Generally, there aren’t many of them. I’m not scared of heights, and I’m coming around to spiders. I’ve backpacked through all sorts of probably fairly dangerous places, and I’m not afraid of being alone. I’m pretty ok about mortality, and I’m tackling my thoroughly ridiculous fish phobia.

But you know what I am afraid of? The fact that I very nearly didn’t end up where I am right now.

I wrote a post recently that touched on the issue of life-directing, and how passive we can be about it. It really got me thinking. I was a hair-width away from not doing what I’m doing. I very nearly stayed at Princeton and carried on like normal. I almost didn’t make what I now believe is the best decision of my life so far.
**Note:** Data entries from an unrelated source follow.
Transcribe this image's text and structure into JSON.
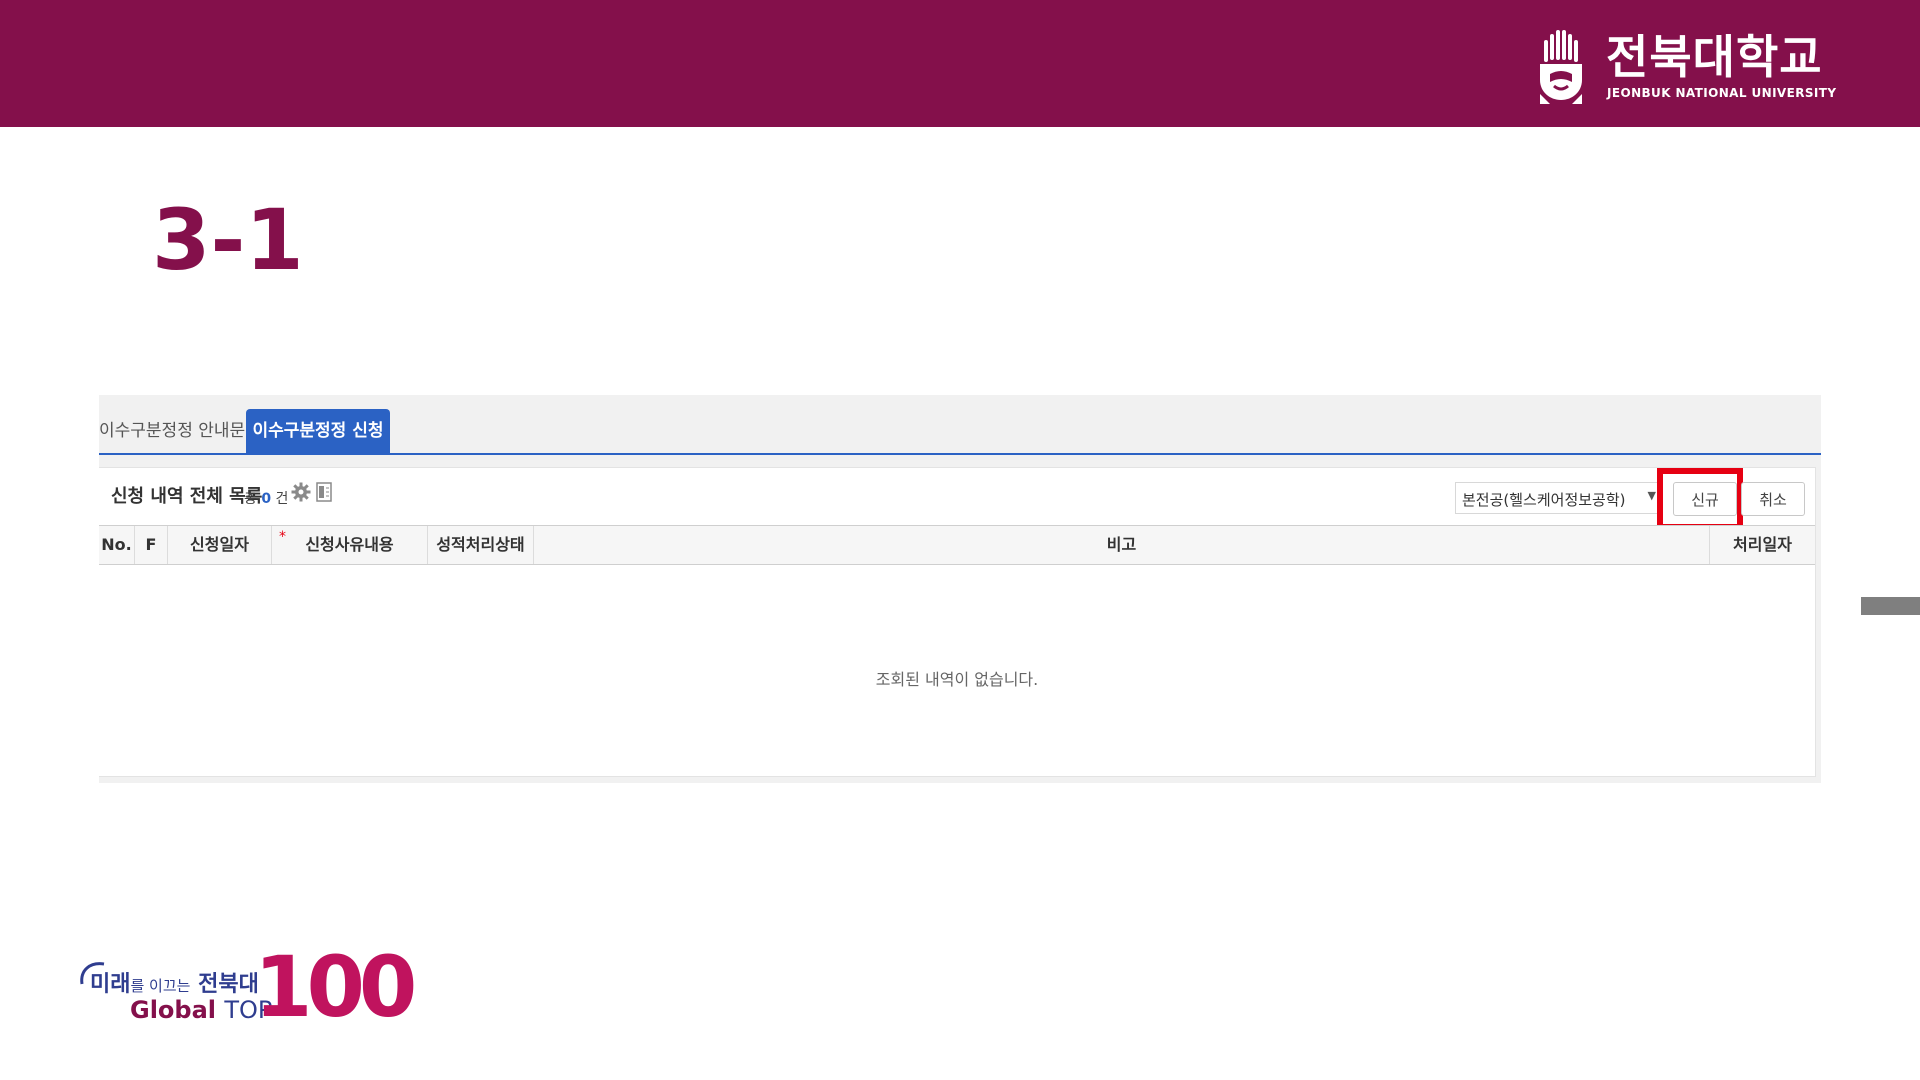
{
  "header": {
    "logo_name": "전북대학교",
    "logo_subtitle": "JEONBUK NATIONAL UNIVERSITY",
    "brand_color": "#84104b"
  },
  "slide": {
    "title": "3-1"
  },
  "tabs": [
    {
      "label": "이수구분정정 안내문",
      "active": false
    },
    {
      "label": "이수구분정정 신청",
      "active": true
    }
  ],
  "list": {
    "title": "신청 내역 전체 목록",
    "count_prefix": "총",
    "count": "0",
    "count_suffix": "건"
  },
  "major_select": {
    "value": "본전공(헬스케어정보공학)"
  },
  "buttons": {
    "new": "신규",
    "cancel": "취소"
  },
  "table": {
    "columns": [
      "No.",
      "F",
      "신청일자",
      "신청사유내용",
      "성적처리상태",
      "비고",
      "처리일자"
    ],
    "required_mark": "*",
    "empty_message": "조회된 내역이 없습니다."
  },
  "footer_logo": {
    "line1_a": "미래",
    "line1_b": "를 이끄는",
    "line1_c": "전북대",
    "global": "Global",
    "top": "TOP",
    "number": "100"
  },
  "colors": {
    "accent_blue": "#2b62c4",
    "highlight_red": "#e60012"
  }
}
Why? Because somebody, somewhere in the back of my brain told me that I shouldn’t. That it was madness to take a year off to write a novel – that it was silly to think my instincts were telling me it was important. And I nearly listened to him.

“You’re brave,” a few people have said to me. “I bet there were those who thought you were totally crazy to runaway to Paris.”

And yes, there were. People who might still think I am insane. But it wasn’t them stopping me – it isn’t them I’m afraid of. What scares me is that the little monster who told me not to do it, isn’t the sort you can shine a light on and coax into being your friend. Because he doesn’t exist, except somewhere inside my brain. I don’t know how he got there, or why, but he tramples on dreaming, and makes “the big plan” embarrassing. He doesn’t believe in dramatic change, and thinks possibility is something to be calculated. He says I’m naïve, and how arrogant am I for thinking I know what’s best for me?

I’m probably revealing far too much about my psyche by writing about him, but there’s a reason for my over-share. If you, like me, have a should-monster keeping you on the brightly-lit and sensible path, I challenge you, when you’re looking for a costume for the Halloween party, to dress up like him. To get into his head, and to find out the reason behind his nay-saying. If you find a gap in his logic – if he answers “Why not?” with “Because I said so,” maybe he’ll stop looking quite so scary. Without the threat of him lurking in the shadows to whisper “I told you so”, you’re free to go adventuring into less well-lit territory. And if my first month of experience is anything to go by, there are all sorts of interesting things in the dark.